#### Given information:

*** Block opens ***

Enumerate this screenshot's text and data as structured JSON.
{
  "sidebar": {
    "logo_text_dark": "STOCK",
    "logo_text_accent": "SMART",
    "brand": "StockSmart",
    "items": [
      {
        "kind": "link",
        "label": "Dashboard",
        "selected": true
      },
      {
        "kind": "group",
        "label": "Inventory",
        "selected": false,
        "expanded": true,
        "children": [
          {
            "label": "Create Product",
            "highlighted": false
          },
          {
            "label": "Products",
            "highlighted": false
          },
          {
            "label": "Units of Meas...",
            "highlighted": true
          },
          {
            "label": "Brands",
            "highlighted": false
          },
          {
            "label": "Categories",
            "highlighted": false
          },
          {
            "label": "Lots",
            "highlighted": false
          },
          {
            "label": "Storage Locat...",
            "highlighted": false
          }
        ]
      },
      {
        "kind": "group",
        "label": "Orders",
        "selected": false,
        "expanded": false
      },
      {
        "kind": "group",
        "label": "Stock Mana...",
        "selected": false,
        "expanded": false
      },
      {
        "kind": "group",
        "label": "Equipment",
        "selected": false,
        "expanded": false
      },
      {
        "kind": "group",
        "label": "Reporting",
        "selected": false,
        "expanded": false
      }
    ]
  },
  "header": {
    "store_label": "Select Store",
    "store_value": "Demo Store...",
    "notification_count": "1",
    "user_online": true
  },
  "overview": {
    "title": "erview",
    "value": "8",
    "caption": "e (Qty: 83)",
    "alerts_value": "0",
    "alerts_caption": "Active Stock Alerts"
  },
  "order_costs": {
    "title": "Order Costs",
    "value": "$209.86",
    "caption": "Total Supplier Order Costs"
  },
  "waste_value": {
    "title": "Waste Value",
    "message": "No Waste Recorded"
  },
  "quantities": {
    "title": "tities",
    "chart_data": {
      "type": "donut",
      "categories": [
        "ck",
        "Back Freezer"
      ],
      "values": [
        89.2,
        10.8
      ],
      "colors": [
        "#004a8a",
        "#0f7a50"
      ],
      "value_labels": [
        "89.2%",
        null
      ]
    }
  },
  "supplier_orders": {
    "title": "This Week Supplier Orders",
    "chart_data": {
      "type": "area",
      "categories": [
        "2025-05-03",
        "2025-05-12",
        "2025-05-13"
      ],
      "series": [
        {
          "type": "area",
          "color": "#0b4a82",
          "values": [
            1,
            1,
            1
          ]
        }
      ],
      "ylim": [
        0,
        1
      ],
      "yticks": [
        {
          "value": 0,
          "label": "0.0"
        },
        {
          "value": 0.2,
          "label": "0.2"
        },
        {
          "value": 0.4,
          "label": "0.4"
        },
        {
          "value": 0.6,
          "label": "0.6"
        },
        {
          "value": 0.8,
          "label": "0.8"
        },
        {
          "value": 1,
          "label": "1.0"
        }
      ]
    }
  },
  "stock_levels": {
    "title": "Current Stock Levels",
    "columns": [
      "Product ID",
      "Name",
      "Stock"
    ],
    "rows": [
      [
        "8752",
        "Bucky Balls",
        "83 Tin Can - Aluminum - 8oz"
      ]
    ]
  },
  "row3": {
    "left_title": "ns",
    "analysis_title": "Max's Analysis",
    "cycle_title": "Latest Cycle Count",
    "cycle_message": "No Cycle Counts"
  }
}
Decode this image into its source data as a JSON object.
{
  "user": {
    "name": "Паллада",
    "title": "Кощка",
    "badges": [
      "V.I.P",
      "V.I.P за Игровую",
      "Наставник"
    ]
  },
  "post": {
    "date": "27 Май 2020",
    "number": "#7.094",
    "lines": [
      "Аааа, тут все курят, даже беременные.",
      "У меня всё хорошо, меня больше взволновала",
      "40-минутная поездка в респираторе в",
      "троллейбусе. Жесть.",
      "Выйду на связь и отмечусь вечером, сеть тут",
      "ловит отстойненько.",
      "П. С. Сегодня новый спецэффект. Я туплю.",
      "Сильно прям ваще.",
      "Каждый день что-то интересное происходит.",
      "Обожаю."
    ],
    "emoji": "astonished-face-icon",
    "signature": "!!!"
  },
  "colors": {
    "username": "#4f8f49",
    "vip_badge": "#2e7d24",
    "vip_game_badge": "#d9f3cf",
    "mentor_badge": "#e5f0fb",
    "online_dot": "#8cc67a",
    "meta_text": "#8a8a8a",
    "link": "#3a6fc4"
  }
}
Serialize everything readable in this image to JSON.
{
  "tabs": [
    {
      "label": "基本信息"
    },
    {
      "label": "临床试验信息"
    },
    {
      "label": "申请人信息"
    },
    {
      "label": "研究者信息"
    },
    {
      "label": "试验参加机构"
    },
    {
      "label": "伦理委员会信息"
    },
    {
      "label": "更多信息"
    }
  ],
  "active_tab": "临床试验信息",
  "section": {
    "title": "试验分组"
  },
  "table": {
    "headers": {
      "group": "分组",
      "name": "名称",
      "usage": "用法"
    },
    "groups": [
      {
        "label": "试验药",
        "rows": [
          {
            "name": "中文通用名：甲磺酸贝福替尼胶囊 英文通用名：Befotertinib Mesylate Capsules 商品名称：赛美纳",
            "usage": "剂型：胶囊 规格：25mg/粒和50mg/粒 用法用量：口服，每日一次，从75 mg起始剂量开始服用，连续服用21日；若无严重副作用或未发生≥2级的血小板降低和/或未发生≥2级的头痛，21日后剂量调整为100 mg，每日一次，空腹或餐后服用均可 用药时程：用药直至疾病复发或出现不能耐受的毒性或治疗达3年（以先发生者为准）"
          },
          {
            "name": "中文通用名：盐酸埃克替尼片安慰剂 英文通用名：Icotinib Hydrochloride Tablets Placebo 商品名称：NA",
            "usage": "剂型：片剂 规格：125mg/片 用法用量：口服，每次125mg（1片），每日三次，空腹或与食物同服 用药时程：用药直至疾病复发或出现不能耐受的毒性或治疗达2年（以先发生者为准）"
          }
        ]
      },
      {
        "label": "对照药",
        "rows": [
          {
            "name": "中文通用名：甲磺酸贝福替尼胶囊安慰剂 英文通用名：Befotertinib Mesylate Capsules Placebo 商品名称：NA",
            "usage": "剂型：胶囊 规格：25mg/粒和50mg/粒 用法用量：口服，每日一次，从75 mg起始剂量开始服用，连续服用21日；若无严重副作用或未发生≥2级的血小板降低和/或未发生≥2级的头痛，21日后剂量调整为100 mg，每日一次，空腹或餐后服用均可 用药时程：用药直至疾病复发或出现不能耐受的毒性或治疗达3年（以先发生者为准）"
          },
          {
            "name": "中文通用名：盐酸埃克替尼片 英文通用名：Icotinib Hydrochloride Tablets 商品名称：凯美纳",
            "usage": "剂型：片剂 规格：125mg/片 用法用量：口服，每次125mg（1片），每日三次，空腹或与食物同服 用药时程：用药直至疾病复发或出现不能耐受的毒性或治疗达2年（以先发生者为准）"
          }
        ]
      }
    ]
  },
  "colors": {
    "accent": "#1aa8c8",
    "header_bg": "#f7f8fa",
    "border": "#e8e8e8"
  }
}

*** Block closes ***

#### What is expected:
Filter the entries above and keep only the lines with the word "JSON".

#### Solved exercise:
Enumerate this screenshot's text and data as structured JSON.
Decode this image into its source data as a JSON object.
Serialize everything readable in this image to JSON.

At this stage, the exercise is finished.